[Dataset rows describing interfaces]
_ _ _ _ _
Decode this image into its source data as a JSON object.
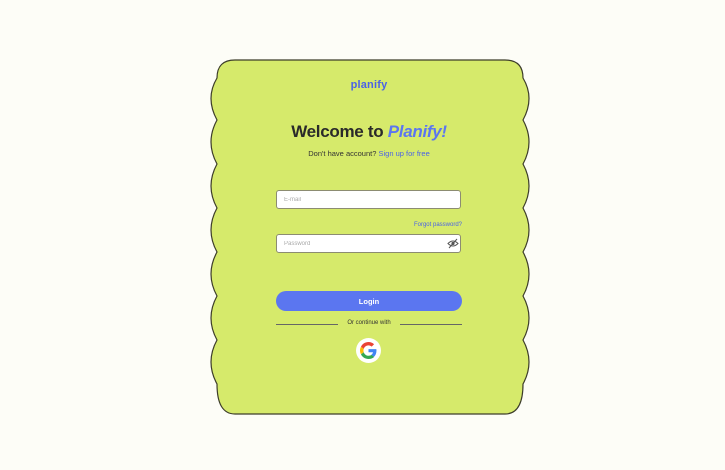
{
  "brand": {
    "name": "planify"
  },
  "heading": {
    "prefix": "Welcome to",
    "accent": "Planify!"
  },
  "signup": {
    "prompt": "Don't have account?",
    "link": "Sign up for free"
  },
  "form": {
    "email_placeholder": "E-mail",
    "password_placeholder": "Password",
    "forgot_password": "Forgot password?",
    "login_button": "Login"
  },
  "social": {
    "divider_text": "Or continue with",
    "provider_icon": "google-icon"
  },
  "colors": {
    "card": "#d6ea6b",
    "accent": "#5b76f0",
    "background": "#fdfdf7"
  }
}
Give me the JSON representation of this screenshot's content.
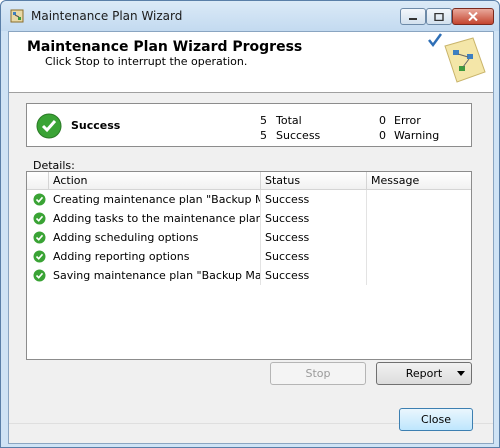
{
  "window": {
    "title": "Maintenance Plan Wizard",
    "icon": "wizard-app-icon",
    "caption_buttons": [
      "minimize-icon",
      "maximize-icon",
      "close-icon"
    ]
  },
  "header": {
    "title": "Maintenance Plan Wizard Progress",
    "subtitle": "Click Stop to interrupt the operation.",
    "art_icon": "flowchart-check-icon"
  },
  "summary": {
    "status": "Success",
    "status_icon": "success-check-icon",
    "total_count": "5",
    "total_label": "Total",
    "success_count": "5",
    "success_label": "Success",
    "error_count": "0",
    "error_label": "Error",
    "warning_count": "0",
    "warning_label": "Warning"
  },
  "details": {
    "label": "Details:",
    "columns": [
      "Action",
      "Status",
      "Message"
    ],
    "rows": [
      {
        "action": "Creating maintenance plan \"Backup Ma...",
        "status": "Success",
        "message": ""
      },
      {
        "action": "Adding tasks to the maintenance plan",
        "status": "Success",
        "message": ""
      },
      {
        "action": "Adding scheduling options",
        "status": "Success",
        "message": ""
      },
      {
        "action": "Adding reporting options",
        "status": "Success",
        "message": ""
      },
      {
        "action": "Saving maintenance plan \"Backup Mait...",
        "status": "Success",
        "message": ""
      }
    ]
  },
  "buttons": {
    "stop": "Stop",
    "report": "Report",
    "close": "Close"
  },
  "colors": {
    "success_green": "#3aa335",
    "title_bar": "#c3daf0",
    "accent_blue": "#3c7fb1"
  }
}
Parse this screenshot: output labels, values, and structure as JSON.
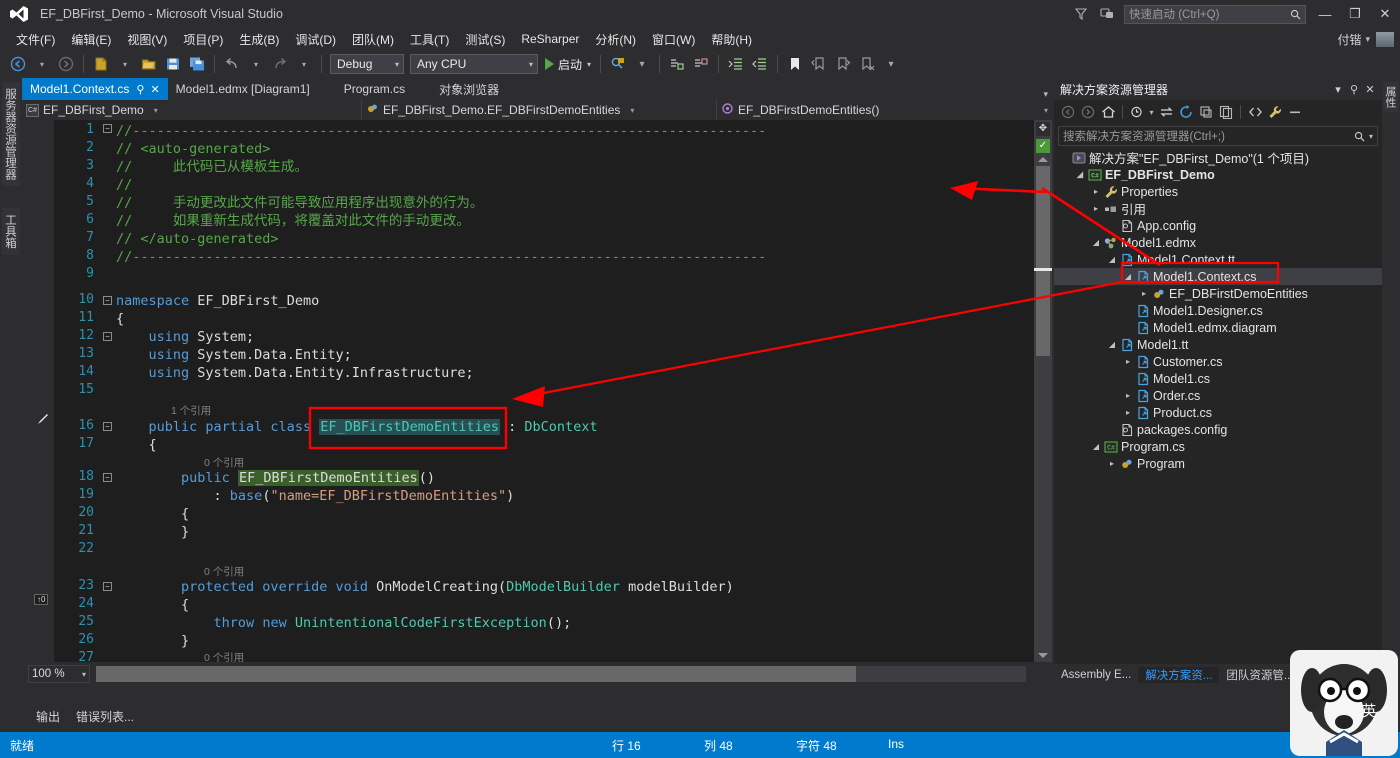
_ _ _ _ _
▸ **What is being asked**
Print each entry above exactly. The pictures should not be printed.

▸ **Answer**
Decode this image into its source data as a JSON object.
{
  "brand": {
    "name": "planify"
  },
  "heading": {
    "prefix": "Welcome to",
    "accent": "Planify!"
  },
  "signup": {
    "prompt": "Don't have account?",
    "link": "Sign up for free"
  },
  "form": {
    "email_placeholder": "E-mail",
    "password_placeholder": "Password",
    "forgot_password": "Forgot password?",
    "login_button": "Login"
  },
  "social": {
    "divider_text": "Or continue with",
    "provider_icon": "google-icon"
  },
  "colors": {
    "card": "#d6ea6b",
    "accent": "#5b76f0",
    "background": "#fdfdf7"
  }
}
Give me the JSON representation of this screenshot's content.
{
  "window": {
    "title": "Maintenance Plan Wizard",
    "icon": "wizard-app-icon",
    "caption_buttons": [
      "minimize-icon",
      "maximize-icon",
      "close-icon"
    ]
  },
  "header": {
    "title": "Maintenance Plan Wizard Progress",
    "subtitle": "Click Stop to interrupt the operation.",
    "art_icon": "flowchart-check-icon"
  },
  "summary": {
    "status": "Success",
    "status_icon": "success-check-icon",
    "total_count": "5",
    "total_label": "Total",
    "success_count": "5",
    "success_label": "Success",
    "error_count": "0",
    "error_label": "Error",
    "warning_count": "0",
    "warning_label": "Warning"
  },
  "details": {
    "label": "Details:",
    "columns": [
      "Action",
      "Status",
      "Message"
    ],
    "rows": [
      {
        "action": "Creating maintenance plan \"Backup Ma...",
        "status": "Success",
        "message": ""
      },
      {
        "action": "Adding tasks to the maintenance plan",
        "status": "Success",
        "message": ""
      },
      {
        "action": "Adding scheduling options",
        "status": "Success",
        "message": ""
      },
      {
        "action": "Adding reporting options",
        "status": "Success",
        "message": ""
      },
      {
        "action": "Saving maintenance plan \"Backup Mait...",
        "status": "Success",
        "message": ""
      }
    ]
  },
  "buttons": {
    "stop": "Stop",
    "report": "Report",
    "close": "Close"
  },
  "colors": {
    "success_green": "#3aa335",
    "title_bar": "#c3daf0",
    "accent_blue": "#3c7fb1"
  }
}
Parse this screenshot: output labels, values, and structure as JSON.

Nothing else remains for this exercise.